A fourth goal-line technology system is competing for selection
at the 2014 World Cup after FIFA licensed the GoalControl-4D
project on Friday.

GoalControl uses seven high-speed cameras trained on each
goalmouth, and passed FIFA-approved tests last month in German
stadiums in Duesseldorf and Gelsenkirchen.

It joins another camera-based system, Hawk-Eye from Britain, and
two German projects using magnetic field technology, GoalRef and
Cairos, seeking to win the FIFA contract. It should be awarded in
April for use in Brazil at the Confederations Cup in June and the
World Cup.

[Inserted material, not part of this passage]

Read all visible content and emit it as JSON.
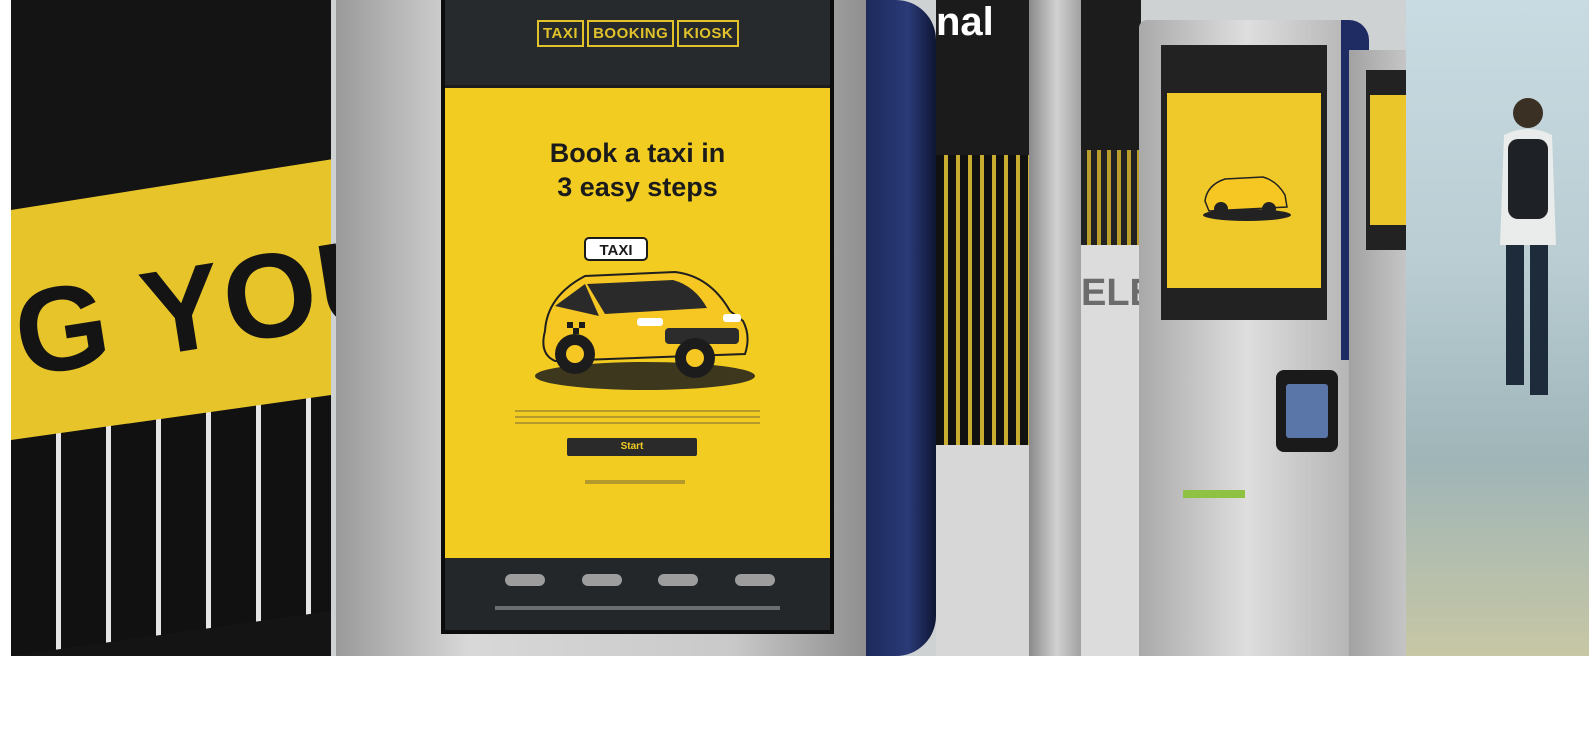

GoalControl owner Dirk Broichhausen acknowledged that Hawk-Eye
and GoalRef have a slight advantage after being used at the Club
World Cup in Japan in December.

”I think everybody has a good chance to win the tender,”
Broichhausen told The Associated Press in a telephone interview.
”At the end of the day, the organizers must see what is economic
and the best technical system with the best reliability.”

GoalControl-4D gets a chance to prove its worth in competition
at Veltins-Arena when Schalke hosts Borussia Dortmund in the
Bundesliga on March 9.

”It’s installed in Gelsenkirchen so it’s only `plug and play’
and switch on,” Broichhausen said.

GoalControl aims to impress FIFA – and leagues around the world
considering goal-line technology from next season – by its
simplicity.

”Our innovation, and also a difference looking to other
competitors, is that we can use standard goals, balls and nets.
There is no modification necessary,” Broichhausen said.

”We want to offer tournament organizers and leagues and clubs
not to have to change anything on the pitch. The investment in the
technology is enough.”

GoalControl is likely to cost ?200,000 ($260,000) per stadium to
install, and ?3,000 ($3,900) per match to operate, Broichhausen
said.

All four systems meet FIFA’s requirement that a signal is
transmitted to the referee’s watch within one second if a goal
should be awarded.

GoalControl, which was formed last year, already has a base in
Brazil to help press its claim to be selected for FIFA’s
tournaments.

”We have the logistics,” Broichhausen said. ”You can believe
that our technology is working and very trustworthy.”

FIFA’s ongoing tender process is the final stage of fulfilling
President Sepp Blatter’s promise in June 2010 that goal-line
technology must be used in Brazil.

Blatter changed his long-standing opposition to giving referees
technology aids after seeing England’s Frank Lampard have a clear
goal disallowed against Germany in a second-round match at the
World Cup in South Africa. England went on to lose 4-1.